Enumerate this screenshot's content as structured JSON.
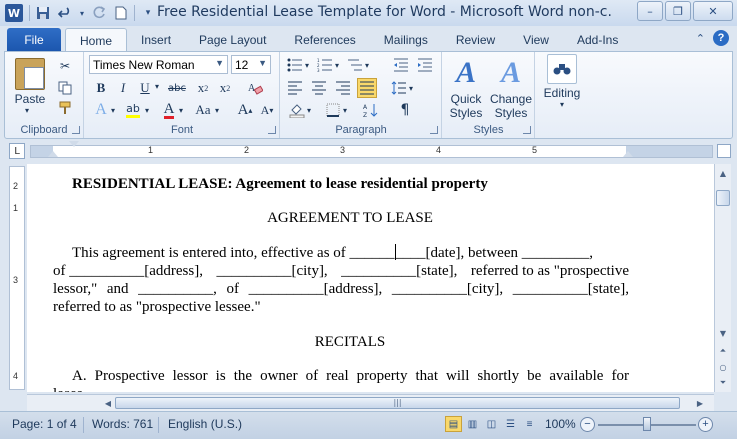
{
  "window": {
    "title": "Free Residential Lease Template for Word  -  Microsoft Word non-c...",
    "app_icon": "W"
  },
  "qat": {
    "icons": [
      "save-icon",
      "undo-icon",
      "redo-icon",
      "new-document-icon",
      "customize-qat-icon"
    ]
  },
  "tabs": [
    {
      "label": "File"
    },
    {
      "label": "Home"
    },
    {
      "label": "Insert"
    },
    {
      "label": "Page Layout"
    },
    {
      "label": "References"
    },
    {
      "label": "Mailings"
    },
    {
      "label": "Review"
    },
    {
      "label": "View"
    },
    {
      "label": "Add-Ins"
    }
  ],
  "ribbon": {
    "clipboard": {
      "label": "Clipboard",
      "paste_label": "Paste"
    },
    "font": {
      "label": "Font",
      "font_name": "Times New Roman",
      "font_size": "12"
    },
    "paragraph": {
      "label": "Paragraph"
    },
    "styles": {
      "label": "Styles",
      "quick_styles": "Quick Styles",
      "change_styles": "Change Styles"
    },
    "editing": {
      "label": "Editing"
    }
  },
  "ruler": {
    "numbers": [
      "1",
      "2",
      "3",
      "4",
      "5"
    ],
    "vertical_numbers": [
      "2",
      "1",
      "3",
      "4"
    ]
  },
  "document": {
    "heading": "RESIDENTIAL LEASE:  Agreement to lease residential property",
    "subheading": "AGREEMENT TO LEASE",
    "para1_line1_a": "This agreement is entered into, effective as of ______",
    "para1_line1_b": "____[date], between _________,",
    "para1_line2": [
      "of __________[address],",
      "__________[city],",
      "__________[state],",
      "referred to as \"prospective"
    ],
    "para1_line3": [
      "lessor,\"",
      "and",
      "__________,",
      "of",
      "__________[address],",
      "__________[city],",
      "__________[state],"
    ],
    "para1_line4": "referred to as \"prospective lessee.\"",
    "recitals": "RECITALS",
    "para2_line1": [
      "A.",
      "Prospective",
      "lessor",
      "is",
      "the",
      "owner",
      "of",
      "real",
      "property",
      "that",
      "will",
      "shortly",
      "be",
      "available",
      "for"
    ],
    "para2_line2": "lease"
  },
  "statusbar": {
    "page": "Page: 1 of 4",
    "words": "Words: 761",
    "language": "English (U.S.)",
    "zoom": "100%",
    "zoom_fraction": 0.5
  }
}
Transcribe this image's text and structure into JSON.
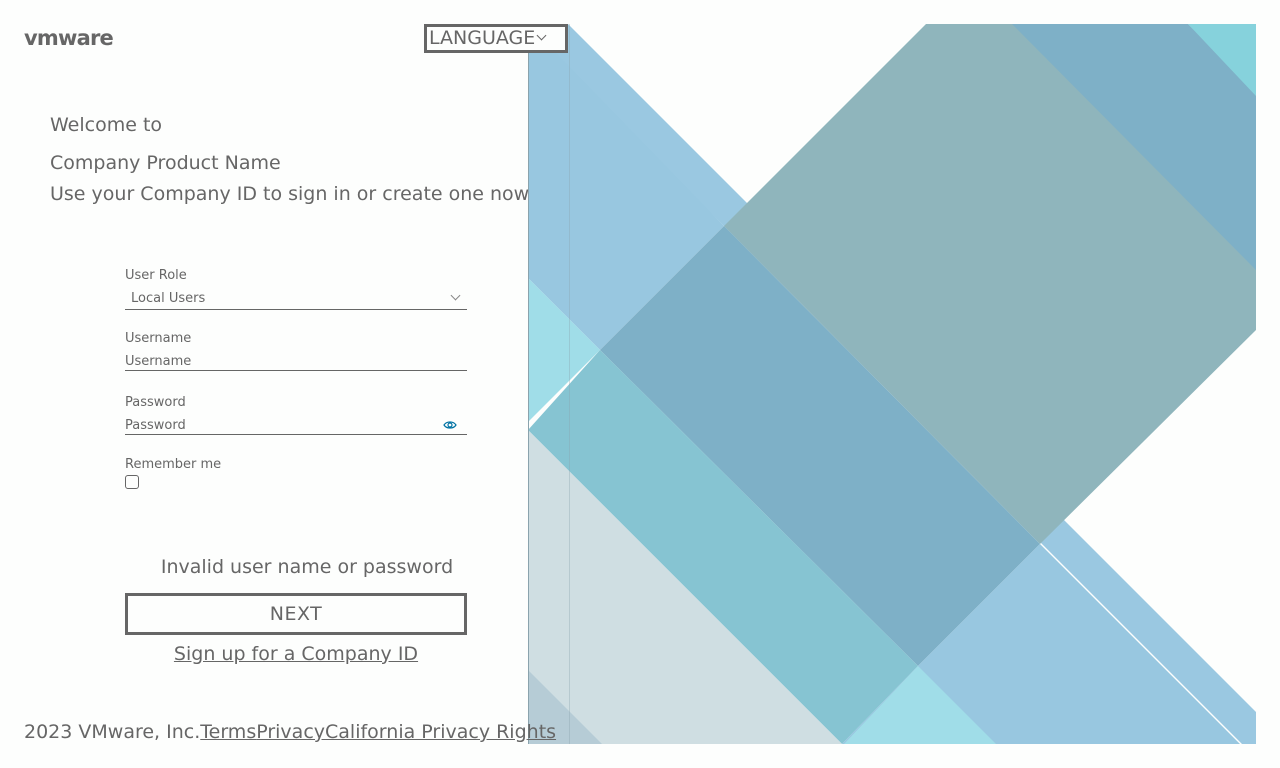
{
  "brand": {
    "logo_text": "vmware"
  },
  "header": {
    "language_label": "LANGUAGE"
  },
  "intro": {
    "welcome": "Welcome to",
    "product": "Company Product Name",
    "subtitle": "Use your Company ID to sign in or create one now"
  },
  "form": {
    "role_label": "User Role",
    "role_value": "Local Users",
    "username_label": "Username",
    "username_placeholder": "Username",
    "password_label": "Password",
    "password_placeholder": "Password",
    "remember_label": "Remember me"
  },
  "error_message": "Invalid user name or password",
  "next_label": "NEXT",
  "signup_label": "Sign up for a Company ID",
  "footer": {
    "copyright": "2023 VMware, Inc.",
    "terms": "Terms",
    "privacy": "Privacy",
    "california": "California Privacy Rights"
  },
  "colors": {
    "text": "#666666",
    "accent": "#0072a3",
    "background": "#fdfefd",
    "art_blue": "#98c7e0",
    "art_teal": "#8fb5bc",
    "art_cyan": "#a0dde8",
    "art_grey": "#cfdee2"
  },
  "icons": {
    "eye": "eye-icon",
    "chevron": "chevron-down-icon"
  }
}
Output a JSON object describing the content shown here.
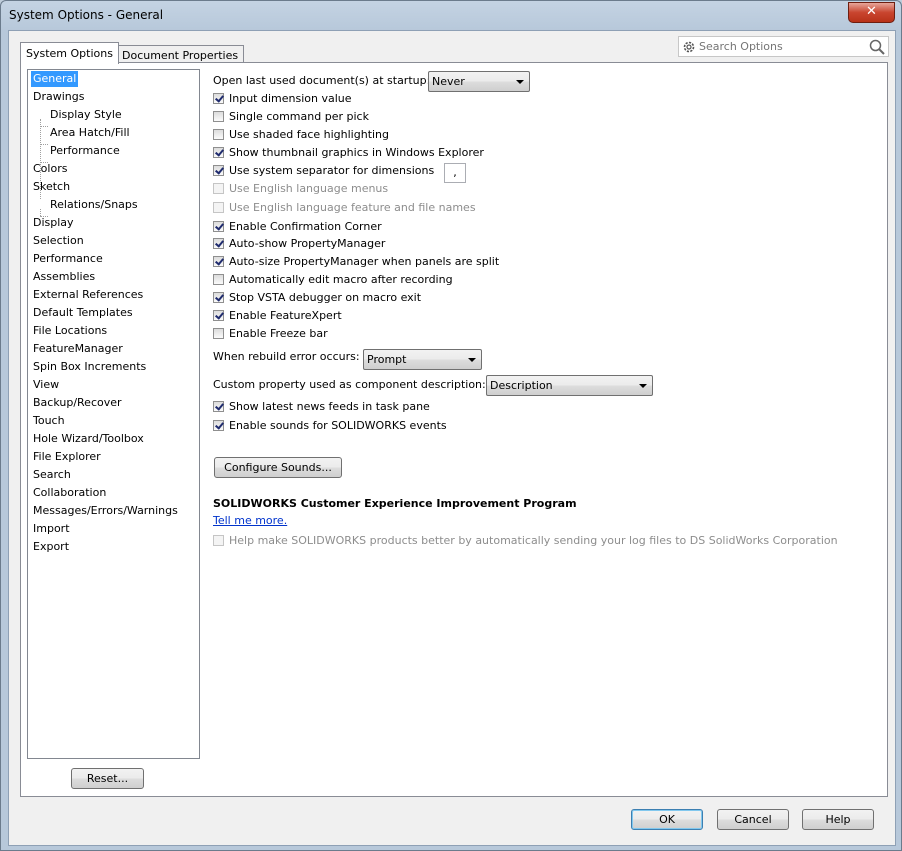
{
  "window": {
    "title": "System Options - General",
    "close_label": "✕"
  },
  "tabs": [
    {
      "label": "System Options",
      "active": true
    },
    {
      "label": "Document Properties",
      "active": false
    }
  ],
  "search": {
    "placeholder": "Search Options"
  },
  "tree": [
    {
      "label": "General",
      "selected": true
    },
    {
      "label": "Drawings"
    },
    {
      "label": "Display Style",
      "child": true
    },
    {
      "label": "Area Hatch/Fill",
      "child": true
    },
    {
      "label": "Performance",
      "child": true
    },
    {
      "label": "Colors"
    },
    {
      "label": "Sketch"
    },
    {
      "label": "Relations/Snaps",
      "child": true
    },
    {
      "label": "Display"
    },
    {
      "label": "Selection"
    },
    {
      "label": "Performance"
    },
    {
      "label": "Assemblies"
    },
    {
      "label": "External References"
    },
    {
      "label": "Default Templates"
    },
    {
      "label": "File Locations"
    },
    {
      "label": "FeatureManager"
    },
    {
      "label": "Spin Box Increments"
    },
    {
      "label": "View"
    },
    {
      "label": "Backup/Recover"
    },
    {
      "label": "Touch"
    },
    {
      "label": "Hole Wizard/Toolbox"
    },
    {
      "label": "File Explorer"
    },
    {
      "label": "Search"
    },
    {
      "label": "Collaboration"
    },
    {
      "label": "Messages/Errors/Warnings"
    },
    {
      "label": "Import"
    },
    {
      "label": "Export"
    }
  ],
  "general": {
    "open_last_label": "Open last used document(s) at startup:",
    "open_last_value": "Never",
    "checkboxes_a": [
      {
        "label": "Input dimension value",
        "checked": true
      },
      {
        "label": "Single command per pick",
        "checked": false
      },
      {
        "label": "Use shaded face highlighting",
        "checked": false
      },
      {
        "label": "Show thumbnail graphics in Windows Explorer",
        "checked": true
      },
      {
        "label": "Use system separator for dimensions",
        "checked": true
      },
      {
        "label": "Use English language menus",
        "checked": false,
        "disabled": true
      },
      {
        "label": "Use English language feature and file names",
        "checked": false,
        "disabled": true
      },
      {
        "label": "Enable Confirmation Corner",
        "checked": true
      },
      {
        "label": "Auto-show PropertyManager",
        "checked": true
      },
      {
        "label": "Auto-size PropertyManager when panels are split",
        "checked": true
      },
      {
        "label": "Automatically edit macro after recording",
        "checked": false
      },
      {
        "label": "Stop VSTA debugger on macro exit",
        "checked": true
      },
      {
        "label": "Enable FeatureXpert",
        "checked": true
      },
      {
        "label": "Enable Freeze bar",
        "checked": false
      }
    ],
    "separator_value": ",",
    "rebuild_label": "When rebuild error occurs:",
    "rebuild_value": "Prompt",
    "custom_prop_label": "Custom property used as component description:",
    "custom_prop_value": "Description",
    "checkboxes_b": [
      {
        "label": "Show latest news feeds in task pane",
        "checked": true
      },
      {
        "label": "Enable sounds for SOLIDWORKS events",
        "checked": true
      }
    ],
    "configure_sounds_label": "Configure Sounds...",
    "ceip_heading": "SOLIDWORKS Customer Experience Improvement Program",
    "tell_me_more": "Tell me more.",
    "ceip_checkbox": {
      "label": "Help make SOLIDWORKS products better by automatically sending your log files to DS SolidWorks Corporation",
      "checked": false,
      "disabled": true
    }
  },
  "buttons": {
    "reset": "Reset...",
    "ok": "OK",
    "cancel": "Cancel",
    "help": "Help"
  },
  "colors": {
    "selection": "#3399ff",
    "link": "#0033cc"
  }
}
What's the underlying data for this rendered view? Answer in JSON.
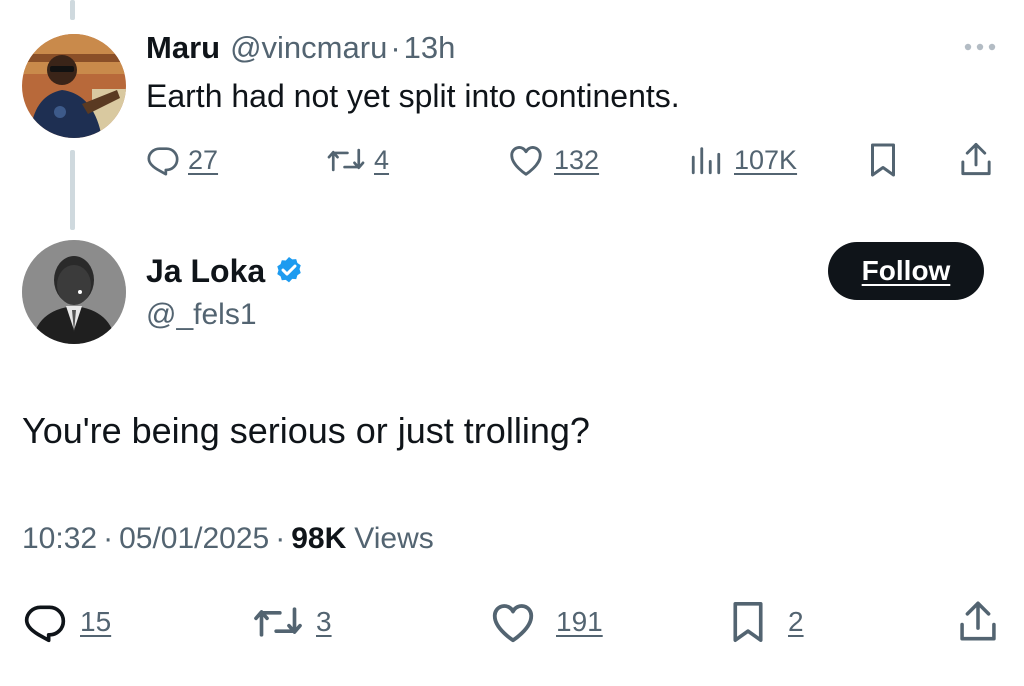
{
  "colors": {
    "text": "#0f1419",
    "muted": "#536471",
    "verified": "#1d9bf0",
    "thread_line": "#cfd9de",
    "button_bg": "#0f1419"
  },
  "parent_tweet": {
    "display_name": "Maru",
    "handle": "@vincmaru",
    "separator": "·",
    "time": "13h",
    "text": "Earth had not yet split into continents.",
    "more_icon": "more-icon",
    "actions": {
      "replies": "27",
      "retweets": "4",
      "likes": "132",
      "views": "107K"
    }
  },
  "main_tweet": {
    "display_name": "Ja Loka",
    "handle": "@_fels1",
    "verified": true,
    "follow_label": "Follow",
    "text": "You're being serious or just trolling?",
    "meta": {
      "time": "10:32",
      "separator": "·",
      "date": "05/01/2025",
      "views_count": "98K",
      "views_label": "Views"
    },
    "actions": {
      "replies": "15",
      "retweets": "3",
      "likes": "191",
      "bookmarks": "2"
    }
  }
}
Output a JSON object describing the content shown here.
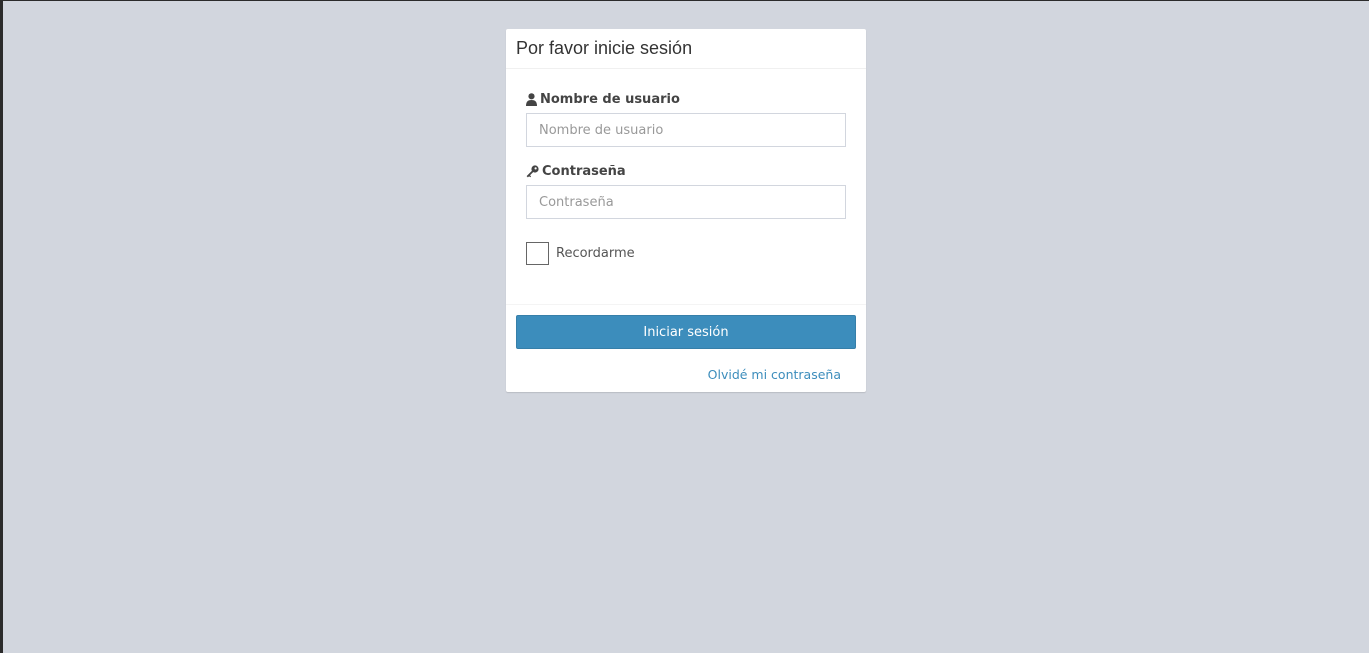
{
  "panel": {
    "title": "Por favor inicie sesión"
  },
  "username": {
    "label": "Nombre de usuario",
    "icon": "user-icon",
    "placeholder": "Nombre de usuario",
    "value": ""
  },
  "password": {
    "label": "Contraseña",
    "icon": "key-icon",
    "placeholder": "Contraseña",
    "value": ""
  },
  "remember": {
    "label": "Recordarme",
    "checked": false
  },
  "actions": {
    "submit_label": "Iniciar sesión",
    "forgot_label": "Olvidé mi contraseña"
  },
  "colors": {
    "background": "#d2d6de",
    "primary": "#3c8dbc",
    "panel": "#ffffff"
  }
}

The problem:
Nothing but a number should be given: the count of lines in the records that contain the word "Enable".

Expected answer:
4